New Delhi, June 5: Wanted, a head of state with an “aura”.

As the political establishment waits for Sonia Gandhi to reveal her choice for the next occupant of Rashtrapati Bhavan, a key player from the heartland and a former BJP Union minister outlined their views on the kind of President they expected.

Both stressed it should be a person of stature.

The Samajwadi Party, whose support counts numerically in the electoral college that votes the next President, has let it be known it wouldn’t settle for a “dark horse” or a “lightweight” choice.

The leader, who is close to Samajwadi president Mulayam Singh Yadav, said the party’s choice was finance minister Pranab Mukherjee.

“There will be hundred per cent consensus over Pranabda’s name. Wait and see, even the BJP and the NDA will back him. If he is not the UPA’s choice and Congress leaders spring a surprise like they did in 2007 (Pratibha Patil’s candidacy), we might reconsider our support. We will look at other options. The President’s office carries a certain aura, a gravitas and nobody should foist a non-serious nominee,” the leader said.

Sources said Mulayam had conveyed the same views to the Congress president.

Former BJP foreign and finance minister Jaswant Singh dismissed speculation that he was an aspirant sparked by a meeting he had weeks ago with Mulayam. But he said the “office of the President should not be through an election that is infected with party politics and convenience”.

Singh emphasised that the President must have a “stature that is recognised not simply within India but has an international footprint”.

The BJP has chosen to wait for the UPA to unveil its hand after Lok Sabha Opposition leader Sushma Swaraj’s first outburst ruling out Vice-President Hamid Ansari and endorsing Kalam.
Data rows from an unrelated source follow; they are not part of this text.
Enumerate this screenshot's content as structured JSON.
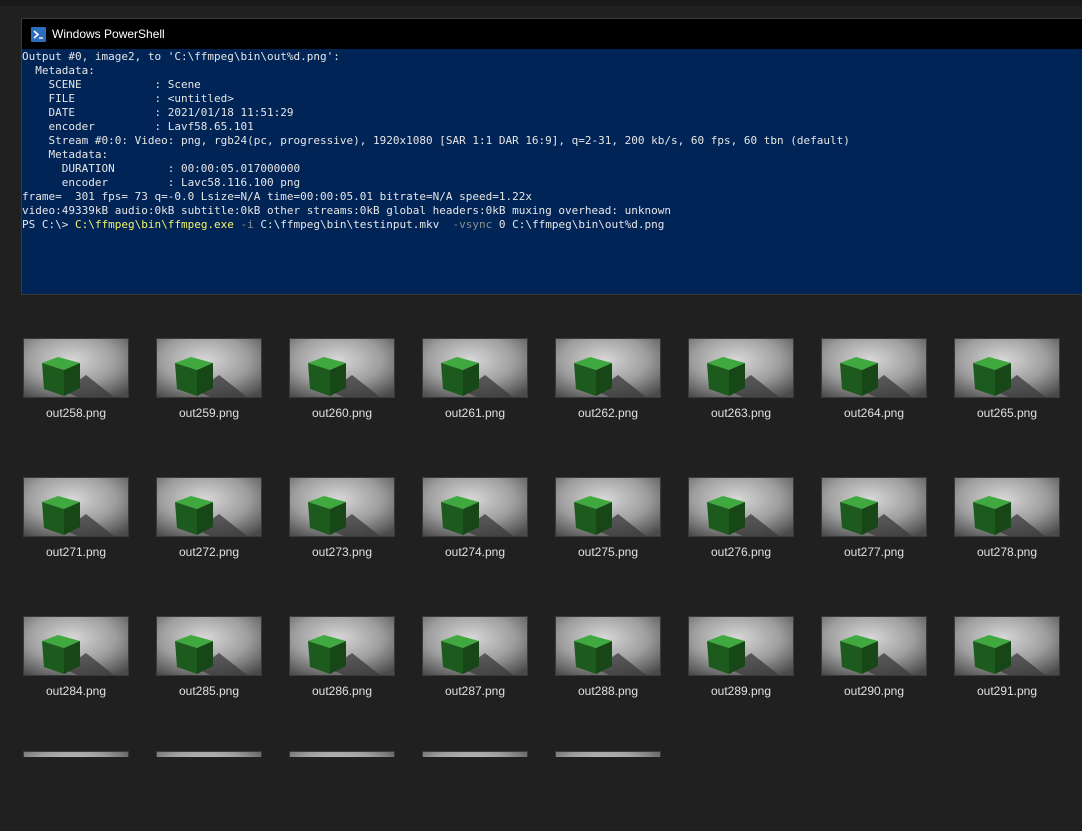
{
  "window": {
    "title": "Windows PowerShell",
    "icon": "powershell-icon"
  },
  "console": {
    "lines": [
      "Output #0, image2, to 'C:\\ffmpeg\\bin\\out%d.png':",
      "  Metadata:",
      "    SCENE           : Scene",
      "    FILE            : <untitled>",
      "    DATE            : 2021/01/18 11:51:29",
      "    encoder         : Lavf58.65.101",
      "    Stream #0:0: Video: png, rgb24(pc, progressive), 1920x1080 [SAR 1:1 DAR 16:9], q=2-31, 200 kb/s, 60 fps, 60 tbn (default)",
      "    Metadata:",
      "      DURATION        : 00:00:05.017000000",
      "      encoder         : Lavc58.116.100 png",
      "frame=  301 fps= 73 q=-0.0 Lsize=N/A time=00:00:05.01 bitrate=N/A speed=1.22x",
      "video:49339kB audio:0kB subtitle:0kB other streams:0kB global headers:0kB muxing overhead: unknown"
    ],
    "prompt": {
      "ps": "PS C:\\> ",
      "exe": "C:\\ffmpeg\\bin\\ffmpeg.exe",
      "flag_i": " -i",
      "input": " C:\\ffmpeg\\bin\\testinput.mkv",
      "flag_vsync": "  -vsync",
      "rest": " 0 C:\\ffmpeg\\bin\\out%d.png"
    }
  },
  "files": [
    "out258.png",
    "out259.png",
    "out260.png",
    "out261.png",
    "out262.png",
    "out263.png",
    "out264.png",
    "out265.png",
    "out271.png",
    "out272.png",
    "out273.png",
    "out274.png",
    "out275.png",
    "out276.png",
    "out277.png",
    "out278.png",
    "out284.png",
    "out285.png",
    "out286.png",
    "out287.png",
    "out288.png",
    "out289.png",
    "out290.png",
    "out291.png"
  ],
  "partial_row_count": 5,
  "colors": {
    "console_bg": "#012456",
    "explorer_bg": "#202020",
    "cube_green": "#1e6a1e"
  }
}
But Singh was clear on what the nominee “should be” like.

“He or she should be someone with an understanding of the ethos of India and grasp the essence of the challenges confronting the country,” he said. “If you reduce it to the political convenience of parties, I am afraid you will miss these.”